What an eye-grabber! “ExxonMobil: Green Company of Year.” I mean, who woulda thunk it?

Too bad the provocative headline of Forbes’s current cover story is little more than cheap window dressing. Worse still, its unnecessary hyperbole detracts from what could have been an interesting piece about the oil giant’s high-risk, high-reward bets on natural gas. The article, by Christopher Helman, reasons that power plants will burn Exxon’s gas in the place of comparatively dirty coal, thereby offsetting tens of millions of tons of carbon-dioxide emissions each year.

That’s a reasonable expectation. The federal Energy Information Administration projects that most new power plants in the United States will burn natural gas, which releases around 25 to 50 percent fewer greenhouse-gas emissions than coal, depending on how you count. So Helman is right. Burning more gas in place of coal is, without a doubt, better for the planet. But it is not good for the planet. And ExxonMobil is certainly not a “green” company.

Natural gas is currently responsible for about 20 percent of U.S. carbon-dioxide emissions. As such, energy experts often describe it as a “bridge” to renewable energy sources like wind and solar, but no lasting solution to the threat of global warming. Helman’s piece misses the nuances of this concept. Instead of analyzing natural gas’s role in the pantheon of energy options, the article blindly declares that “the engineering solution to the matter of carbon in the atmosphere [is to] drill for natural gas.” That overzealous proclamation smacks of the naïve, silver-bullet reporting that has often plagued energy coverage. A recent study by Carnegie Mellon projected that replacing all coal burning with natural gas would significantly reduce greenhouse-gas emissions, but not enough to meet scientifically recommended targets for mitigating climate change. Moreover, it’s fairly ridiculous to suggest, as Helman does in the beginning of his piece, that natural gas will replace all coal burning any time in the near future.
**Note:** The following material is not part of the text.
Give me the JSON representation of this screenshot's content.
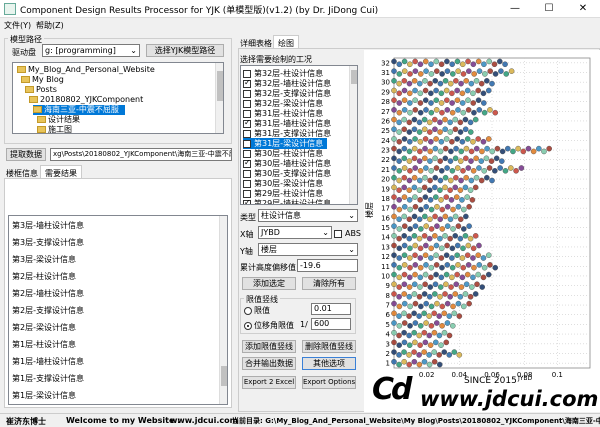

One might still argue that ExxonMobil stands to reduce greenhouse-gas emissions more than any other single entity. But bear in mind that its gas hasn’t accomplished much of anything yet. Helman’s article—which is actually a piece about ExxonMobil’s involvement in a massive liquefied natural gas (LNG) project in Qatar, and not the company’s “greenness”—fails to make this explicit. Only one of its four plants in Qatar is currently up and running—and even when the other three come on line early next year, there is no certainty about how robust the market for LNG will be.

Natural gas prices “plummeted” to a seven-year low on Friday, according to an article in The New York Times. The reason is abundant supply and low demand. In June, the paper reported that, due to new and advanced drilling technologies, estimated domestic reserves are now 35 percent higher than before. The low cost of gas makes Exxon’s projects in Qatar, where the gas has to be liquefied and shipped to consumers, as well as Alaska, which lacks a pipeline to bring the gas to the lower U.S., much less cost-effective, if at all.

Helman’s article does a great job of fleshing out this point. High in the piece, he notes that “natural gas looks like a terrible business” right now and later questions whether “ExxonMobil will be able to recoup its Qatar costs.” He also acknowledges “ExxonMobil isn’t going after gas out of a pure love for the environment. It’s doing so because it’s running out of oil. The company’s production of crude is down 12% in the past three years to 2.3 million barrels a day.”

Unfortunately, rather going any deeper into the inherent limitations of an energy supply based on fossil fuels, Helman concludes that “Windmills and solar panels might make us feel good, but a better solution might be to give bad ol’ Big Oil the chance to develop our own bountiful supplies of natural gas.” The much, much stronger conclusion about the importance of natural gas as a bridge to windmills and solar panels flew straight over his head.

Curtis Brainard is the editor of The Observatory, CJR's online critique of science and environment reporting. Follow him on Twitter @cbrainard.